 "The Tahoe-Central Sierra Initiative (TCSI), a part of the Sierra Nevada Watershed Improvement Program (WIP), brings together innovative approaches to increase the pace and scale of restoration work that gets done across the watersheds of the Central Sierra Nevada and Lake Tahoe areas."
TCSI is another recent initiative that scales up some of the principles of the Sagehen Forest Project. Sagehen is actively involved in the TCSI process, which covers 4.4m-acres in central California and Nevada.

See info flyer.

Lake Tahoe West

November 30, 2016 was the inaugural meeting of the Lake Tahoe West Restoration Partnership.

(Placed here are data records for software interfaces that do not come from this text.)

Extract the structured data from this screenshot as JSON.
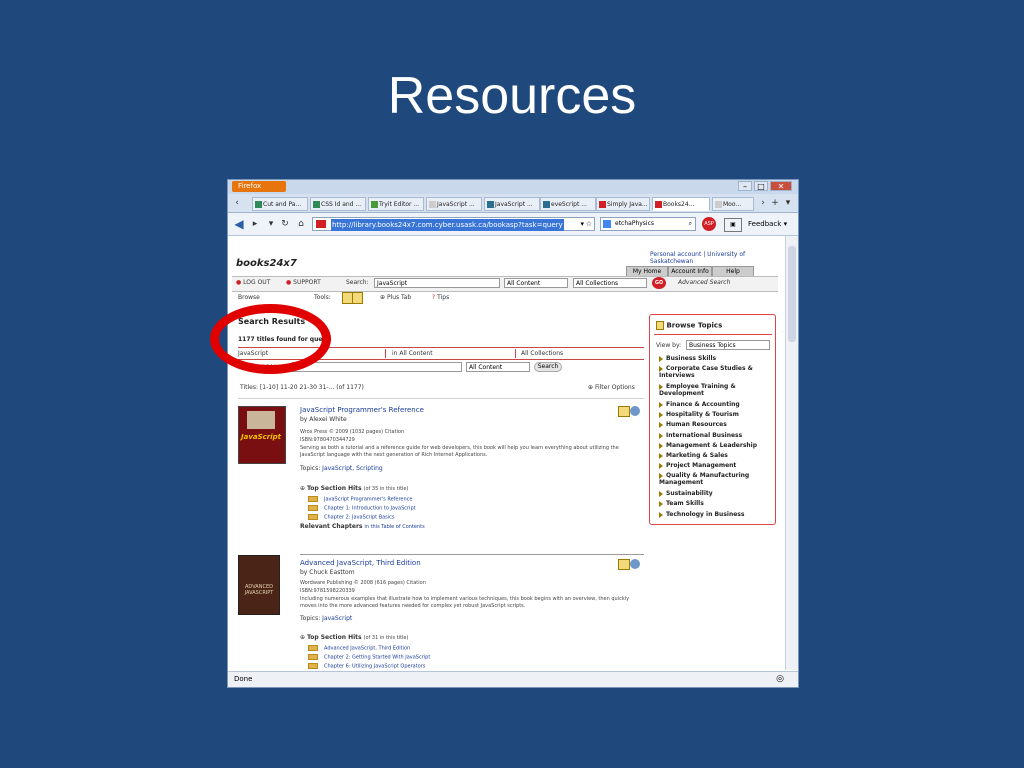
{
  "slide": {
    "title": "Resources"
  },
  "browser": {
    "app_button": "Firefox",
    "window_controls": [
      "–",
      "□",
      "✕"
    ],
    "tabs": [
      "Cut and Pa...",
      "CSS Id and ...",
      "Tryit Editor ...",
      "JavaScript ...",
      "JavaScript ...",
      "eveScript ...",
      "Simply Java...",
      "Books24...",
      "Moo..."
    ],
    "url": "http://library.books24x7.com.cyber.usask.ca/bookasp?task=query",
    "search_text": "etchaPhysics",
    "feedback": "Feedback",
    "status": "Done"
  },
  "site": {
    "logo": "books24x7",
    "account_links": "Personal account | University of Saskatchewan",
    "top_tabs": [
      "My Home",
      "Account Info",
      "Help"
    ],
    "logout": "LOG OUT",
    "support": "SUPPORT",
    "search_label": "Search:",
    "search_value": "JavaScript",
    "scope1": "All Content",
    "scope2": "All Collections",
    "go": "GO",
    "advanced": "Advanced Search",
    "browse": "Browse",
    "tools": "Tools:",
    "plus_tab": "Plus Tab",
    "tips": "Tips"
  },
  "results": {
    "heading": "Search Results",
    "count_line": "1177 titles found for query:",
    "query_terms": [
      "JavaScript",
      "in All Content",
      "All Collections"
    ],
    "search_within": "Search Within",
    "within_scope": "All Content",
    "search_btn": "Search",
    "pager": "Titles: [1-10]   11-20   21-30   31-...   (of 1177)",
    "filter": "Filter Options",
    "books": [
      {
        "title": "JavaScript Programmer's Reference",
        "author": "by Alexei White",
        "publisher": "Wrox Press © 2009 (1032 pages) Citation",
        "isbn": "ISBN:9780470344729",
        "desc": "Serving as both a tutorial and a reference guide for web developers, this book will help you learn everything about utilizing the JavaScript language with the next generation of Rich Internet Applications.",
        "topics_label": "Topics:",
        "topics": "JavaScript, Scripting",
        "hits_label": "Top Section Hits",
        "hits_note": "(of 35 in this title)",
        "hits": [
          "JavaScript Programmer's Reference",
          "Chapter 1: Introduction to JavaScript",
          "Chapter 2: JavaScript Basics"
        ],
        "relevant": "Relevant Chapters",
        "relevant_note": "in this Table of Contents",
        "cover_text": "JavaScript"
      },
      {
        "title": "Advanced JavaScript, Third Edition",
        "author": "by Chuck Easttom",
        "publisher": "Wordware Publishing © 2008 (616 pages) Citation",
        "isbn": "ISBN:9781598220339",
        "desc": "Including numerous examples that illustrate how to implement various techniques, this book begins with an overview, then quickly moves into the more advanced features needed for complex yet robust JavaScript scripts.",
        "topics_label": "Topics:",
        "topics": "JavaScript",
        "hits_label": "Top Section Hits",
        "hits_note": "(of 31 in this title)",
        "hits": [
          "Advanced JavaScript, Third Edition",
          "Chapter 2: Getting Started With JavaScript",
          "Chapter 6: Utilizing JavaScript Operators"
        ],
        "cover_text": "ADVANCED JAVASCRIPT"
      }
    ]
  },
  "browse_topics": {
    "title": "Browse Topics",
    "view_by_label": "View by:",
    "view_by_value": "Business Topics",
    "items": [
      "Business Skills",
      "Corporate Case Studies & Interviews",
      "Employee Training & Development",
      "Finance & Accounting",
      "Hospitality & Tourism",
      "Human Resources",
      "International Business",
      "Management & Leadership",
      "Marketing & Sales",
      "Project Management",
      "Quality & Manufacturing Management",
      "Sustainability",
      "Team Skills",
      "Technology in Business"
    ]
  },
  "colors": {
    "slide_bg": "#1f497d",
    "annotation": "#e00000",
    "brand_red": "#d11f26"
  }
}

Modeled on the Sagehen Forest Project's successful collaboration:
"The goal of the Lake Tahoe West Restoration Partnership (Lake Tahoe West) -- a new interagency initiative of the California Tahoe Conservancy, U.S. Forest Service Lake Tahoe Basin Management Unit, California State Parks, Tahoe Regional Planning Agency, Tahoe Fire and Fuels Team, and National Forest Foundation -- is to restore the resilience of the west shore's forests, watersheds, recreational opportunities, and communities to such threats. The planning area includes 59,013 acres of federal, state, local, and private lands, from Emerald Bay to Squaw Valley."
More info.
FTP site where you can download all current and historical stakeholder group meeting materials.

One really interesting thing about the initiative is that they funded artist Todd Gilens to participate in the process and respond to the issues. Sagehen encourages #ArtSciConverge efforts to bring larger audiences and new problem-solving strategies to the grand ecological challenges of the 21st century.